[PROVIDED ENTRIES — start]

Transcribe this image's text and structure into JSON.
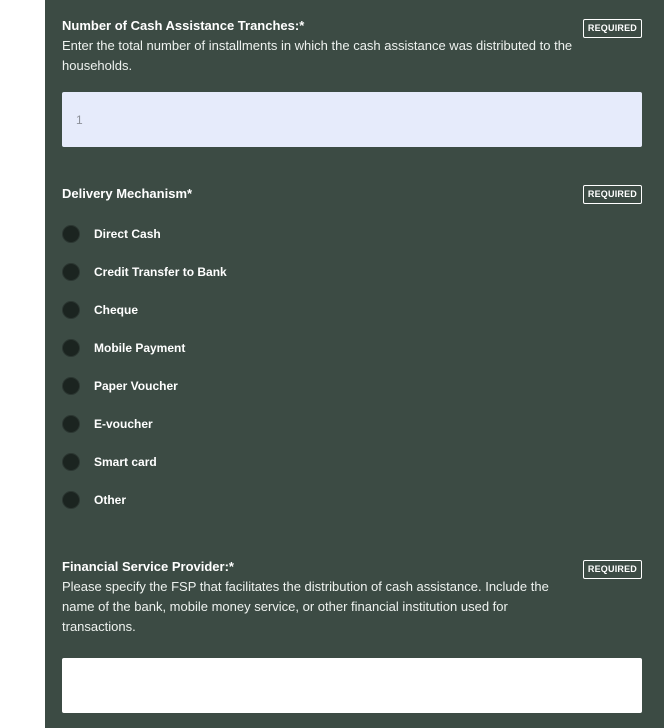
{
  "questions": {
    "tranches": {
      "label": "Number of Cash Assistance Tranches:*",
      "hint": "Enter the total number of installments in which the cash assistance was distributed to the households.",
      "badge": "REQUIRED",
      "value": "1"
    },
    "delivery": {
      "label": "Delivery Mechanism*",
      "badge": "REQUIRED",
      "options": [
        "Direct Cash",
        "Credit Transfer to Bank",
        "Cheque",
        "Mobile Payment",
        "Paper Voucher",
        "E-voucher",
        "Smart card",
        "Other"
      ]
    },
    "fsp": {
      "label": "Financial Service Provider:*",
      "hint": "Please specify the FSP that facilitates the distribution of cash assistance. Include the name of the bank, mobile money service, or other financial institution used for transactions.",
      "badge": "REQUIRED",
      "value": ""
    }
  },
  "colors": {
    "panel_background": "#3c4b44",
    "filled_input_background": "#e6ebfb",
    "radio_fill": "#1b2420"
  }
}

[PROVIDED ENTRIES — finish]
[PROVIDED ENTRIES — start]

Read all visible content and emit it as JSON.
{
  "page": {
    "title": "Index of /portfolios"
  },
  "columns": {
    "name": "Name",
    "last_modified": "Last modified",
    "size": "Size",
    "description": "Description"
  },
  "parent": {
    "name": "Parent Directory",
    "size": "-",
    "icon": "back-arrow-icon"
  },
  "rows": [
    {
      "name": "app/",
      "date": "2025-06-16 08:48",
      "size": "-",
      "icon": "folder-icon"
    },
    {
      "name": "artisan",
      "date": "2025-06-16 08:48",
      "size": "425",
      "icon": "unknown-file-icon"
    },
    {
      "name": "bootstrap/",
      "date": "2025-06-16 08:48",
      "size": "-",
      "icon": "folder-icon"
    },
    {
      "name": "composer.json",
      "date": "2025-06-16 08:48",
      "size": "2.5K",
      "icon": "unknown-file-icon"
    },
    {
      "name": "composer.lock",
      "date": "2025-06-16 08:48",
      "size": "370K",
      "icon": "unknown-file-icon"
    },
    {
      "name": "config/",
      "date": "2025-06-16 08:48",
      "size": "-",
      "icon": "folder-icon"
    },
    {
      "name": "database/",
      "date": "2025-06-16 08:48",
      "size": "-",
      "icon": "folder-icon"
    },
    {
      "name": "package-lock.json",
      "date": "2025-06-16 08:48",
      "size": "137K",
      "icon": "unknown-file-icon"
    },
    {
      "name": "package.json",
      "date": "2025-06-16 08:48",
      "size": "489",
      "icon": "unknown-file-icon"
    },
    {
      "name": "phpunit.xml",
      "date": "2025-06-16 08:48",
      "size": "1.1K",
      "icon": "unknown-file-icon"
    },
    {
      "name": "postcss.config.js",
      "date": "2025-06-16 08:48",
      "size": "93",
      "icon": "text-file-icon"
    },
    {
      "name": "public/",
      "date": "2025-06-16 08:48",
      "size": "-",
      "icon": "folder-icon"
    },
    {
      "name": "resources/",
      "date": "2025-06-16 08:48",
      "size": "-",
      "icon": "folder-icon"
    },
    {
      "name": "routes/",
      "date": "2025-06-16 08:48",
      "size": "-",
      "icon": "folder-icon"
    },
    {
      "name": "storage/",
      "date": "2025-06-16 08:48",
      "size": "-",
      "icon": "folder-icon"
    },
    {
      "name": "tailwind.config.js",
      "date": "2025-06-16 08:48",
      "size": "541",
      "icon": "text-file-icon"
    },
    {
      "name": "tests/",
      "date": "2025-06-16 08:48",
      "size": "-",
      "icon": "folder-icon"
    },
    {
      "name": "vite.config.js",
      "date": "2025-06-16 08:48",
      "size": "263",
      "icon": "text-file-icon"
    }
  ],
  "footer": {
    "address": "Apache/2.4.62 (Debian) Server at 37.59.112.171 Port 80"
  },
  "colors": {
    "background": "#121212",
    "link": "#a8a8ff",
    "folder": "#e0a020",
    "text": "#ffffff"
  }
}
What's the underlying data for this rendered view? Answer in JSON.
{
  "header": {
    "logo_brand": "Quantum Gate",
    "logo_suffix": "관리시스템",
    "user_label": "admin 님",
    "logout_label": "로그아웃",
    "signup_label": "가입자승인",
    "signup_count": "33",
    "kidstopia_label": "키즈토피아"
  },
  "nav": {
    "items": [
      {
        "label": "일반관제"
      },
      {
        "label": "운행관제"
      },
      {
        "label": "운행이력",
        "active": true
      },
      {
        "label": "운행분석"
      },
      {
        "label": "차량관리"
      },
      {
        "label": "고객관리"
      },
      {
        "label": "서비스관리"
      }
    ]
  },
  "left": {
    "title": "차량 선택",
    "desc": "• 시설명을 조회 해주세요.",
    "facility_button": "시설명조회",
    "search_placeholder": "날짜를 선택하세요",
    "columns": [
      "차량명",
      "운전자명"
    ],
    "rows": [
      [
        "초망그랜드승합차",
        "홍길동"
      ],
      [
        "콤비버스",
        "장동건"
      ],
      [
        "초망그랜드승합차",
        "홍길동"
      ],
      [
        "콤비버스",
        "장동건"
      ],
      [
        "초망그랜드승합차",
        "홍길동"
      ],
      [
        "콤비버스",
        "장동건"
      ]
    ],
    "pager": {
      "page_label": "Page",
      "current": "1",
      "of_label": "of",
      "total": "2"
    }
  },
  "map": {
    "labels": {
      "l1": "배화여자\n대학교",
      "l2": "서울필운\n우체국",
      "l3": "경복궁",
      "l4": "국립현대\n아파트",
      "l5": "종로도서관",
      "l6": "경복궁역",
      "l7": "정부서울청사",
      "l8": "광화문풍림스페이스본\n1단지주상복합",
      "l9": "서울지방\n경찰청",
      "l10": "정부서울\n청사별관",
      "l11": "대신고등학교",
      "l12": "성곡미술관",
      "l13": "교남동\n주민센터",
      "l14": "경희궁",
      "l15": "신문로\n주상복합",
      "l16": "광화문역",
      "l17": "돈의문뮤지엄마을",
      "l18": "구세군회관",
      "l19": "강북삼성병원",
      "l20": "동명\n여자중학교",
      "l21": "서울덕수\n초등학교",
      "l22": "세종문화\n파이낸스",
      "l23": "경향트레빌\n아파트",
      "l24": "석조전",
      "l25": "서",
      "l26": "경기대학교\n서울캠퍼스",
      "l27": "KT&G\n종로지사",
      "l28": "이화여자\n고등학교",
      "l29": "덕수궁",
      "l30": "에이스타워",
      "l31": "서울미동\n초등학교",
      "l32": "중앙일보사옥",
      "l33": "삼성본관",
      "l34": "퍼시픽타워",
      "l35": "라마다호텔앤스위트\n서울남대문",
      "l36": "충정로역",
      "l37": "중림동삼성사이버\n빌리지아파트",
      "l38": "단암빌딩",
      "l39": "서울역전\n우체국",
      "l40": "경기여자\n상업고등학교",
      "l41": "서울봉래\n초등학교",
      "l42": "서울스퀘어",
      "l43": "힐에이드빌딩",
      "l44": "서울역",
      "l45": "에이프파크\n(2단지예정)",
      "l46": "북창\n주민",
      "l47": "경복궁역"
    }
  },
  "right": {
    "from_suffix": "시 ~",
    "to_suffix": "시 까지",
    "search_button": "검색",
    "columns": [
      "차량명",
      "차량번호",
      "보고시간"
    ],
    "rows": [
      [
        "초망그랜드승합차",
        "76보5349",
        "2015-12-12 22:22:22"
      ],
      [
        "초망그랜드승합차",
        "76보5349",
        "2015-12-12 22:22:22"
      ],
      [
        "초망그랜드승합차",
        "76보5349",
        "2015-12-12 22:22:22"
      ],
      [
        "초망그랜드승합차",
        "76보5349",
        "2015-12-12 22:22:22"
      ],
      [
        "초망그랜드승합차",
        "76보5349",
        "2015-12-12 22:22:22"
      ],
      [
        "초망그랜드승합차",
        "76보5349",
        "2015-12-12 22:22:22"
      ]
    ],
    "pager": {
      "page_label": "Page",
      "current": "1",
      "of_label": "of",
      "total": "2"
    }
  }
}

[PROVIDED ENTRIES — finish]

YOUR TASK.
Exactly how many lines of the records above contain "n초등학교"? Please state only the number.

EXERCISE ANSWER.
3